typedef enum tagCOINIT {


Value: 0x2
Initializes the thread for apartment-threaded object concurrency (see Remarks).
Initializes the thread for multithreaded object concurrency (see Remarks).
Value: 0x4
Disables DDE for OLE1 support.
Value: 0x8
Increase memory usage in an attempt to increase performance.


When a thread is initialized through a call to CoInitializeEx, you choose whether to initialize it as apartment-threaded or multithreaded by designating one of the members of COINIT as its second parameter. This designates how incoming calls to any object created by that thread are handled, that is, the object's concurrency.

Apartment-threading, while allowing for multiple threads of execution, serializes all incoming calls by requiring that calls to methods of objects created by this thread always run on the same thread, i.e. the apartment/thread that created them. In addition, calls can arrive only at message-queue boundaries. Because of this serialization, it is not typically necessary to write concurrency control into the code for the object, other than to avoid calls to PeekMessage and SendMessage during processing that must not be interrupted by other method invocations or calls to other objects in the same apartment/thread.

Multi-threading (also called free-threading) allows calls to methods of objects created by this thread to be run on any thread. There is no serialization of calls, i.e. many calls may occur to the same method or to the same object or simultaneously. Multi-threaded object concurrency offers the highest performance and takes the best advantage of multiprocessor hardware for cross-thread, cross-process, and cross-machine calling, since calls to objects are not serialized in any way. This means, however, that the code for objects must enforce its own concurrency model, typically through the use of synchronization primitives, such as critical sections, semaphores, or mutexes. In addition, because the object doesn't control the lifetime of the threads that are accessing it, no thread-specific state may be stored in the object (in Thread Local Storage).

Note  The multi-threaded apartment is intended for use by non-GUI threads. Threads in multi-threaded apartments should not perform UI actions. This is because UI threads require a message pump, and COM does not pump messages for threads in a multi-threaded apartment.

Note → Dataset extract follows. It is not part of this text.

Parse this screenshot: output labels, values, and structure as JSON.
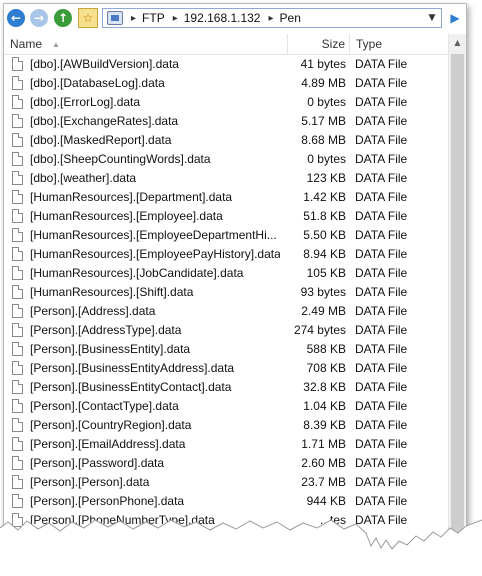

Requirement Value
Minimum supported client Windows 2000 Professional [desktop apps only]
Minimum supported server Windows 2000 Server [desktop apps only]
Header objbase.h

See also




Processes, Threads, and Apartments